(Website and app data records)
· · · ·

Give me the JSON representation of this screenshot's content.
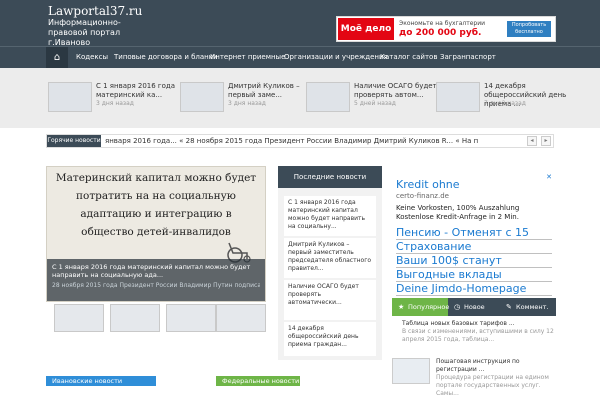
{
  "site": {
    "title": "Lawportal37.ru",
    "subtitle": "Информационно-правовой портал г.Иваново"
  },
  "banner": {
    "logo": "Моё дело",
    "text": "Экономьте на бухгалтерии",
    "amount": "до 200 000 руб.",
    "button": "Попробовать бесплатно"
  },
  "nav": {
    "home_icon": "home-icon",
    "items": [
      "Кодексы",
      "Типовые договора и бланки",
      "Интернет приемные",
      "Организации и учреждения",
      "Каталог сайтов",
      "Загранпаспорт"
    ]
  },
  "featured": [
    {
      "title": "С 1 января 2016 года материнский ка...",
      "date": "3 дня назад"
    },
    {
      "title": "Дмитрий Куликов – первый заме...",
      "date": "3 дня назад"
    },
    {
      "title": "Наличие ОСАГО будет проверять автом...",
      "date": "5 дней назад"
    },
    {
      "title": "14 декабря общероссийский день приема ...",
      "date": "7 дней назад"
    }
  ],
  "ticker": {
    "label": "Горячие новости",
    "text": "января 2016 года... « 28 ноября 2015 года Президент России Владимир Дмитрий Куликов R... « На п",
    "prev": "◂",
    "next": "▸"
  },
  "slide": {
    "image_text": "Материнский капитал можно будет потратить на на социальную адаптацию и интеграцию в общество детей-инвалидов",
    "caption": "С 1 января 2016 года материнский капитал можно будет направить на социальную ада...",
    "caption_sub": "28 ноября 2015 года Президент России Владимир Путин подписал закон № 348-ФЗ «О..."
  },
  "last_news": {
    "heading": "Последние новости",
    "items": [
      "С 1 января 2016 года материнский капитал можно будет направить на социальну...",
      "Дмитрий Куликов – первый заместитель председателя областного правител...",
      "Наличие ОСАГО будет проверять автоматически...",
      "14 декабря общероссийский день приема граждан..."
    ]
  },
  "ad": {
    "title": "Kredit ohne",
    "url": "certo-finanz.de",
    "desc": "Keine Vorkosten, 100% Auszahlung Kostenlose Kredit-Anfrage in 2 Min.",
    "links": [
      "Пенсию - Отменят с 15",
      "Страхование",
      "Ваши 100$ станут",
      "Выгодные вклады",
      "Deine Jimdo-Homepage"
    ],
    "close": "✕"
  },
  "tabs": [
    {
      "label": "Популярное",
      "icon": "star-icon"
    },
    {
      "label": "Новое",
      "icon": "clock-icon"
    },
    {
      "label": "Коммент.",
      "icon": "comment-icon"
    }
  ],
  "side_items": [
    {
      "title": "Таблица новых базовых тарифов ...",
      "text": "В связи с изменениями, вступившими в силу 12 апреля 2015 года, таблица..."
    },
    {
      "title": "Пошаговая инструкция по регистрации ...",
      "text": "Процедура регистрации на едином портале государственных услуг. Самы..."
    }
  ],
  "categories": [
    {
      "label": "Ивановские новости",
      "color": "#2f8ed8"
    },
    {
      "label": "Федеральные новости",
      "color": "#6eb547"
    }
  ],
  "colors": {
    "header": "#3c4b57",
    "accent_green": "#6eb547",
    "accent_blue": "#2f8ed8",
    "link_blue": "#1a7ad0"
  }
}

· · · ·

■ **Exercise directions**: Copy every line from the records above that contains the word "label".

■ **Answer box**:
    "label": "Горячие новости",
      "label": "Популярное",
      "label": "Новое",
      "label": "Коммент.",
      "label": "Ивановские новости",
      "label": "Федеральные новости",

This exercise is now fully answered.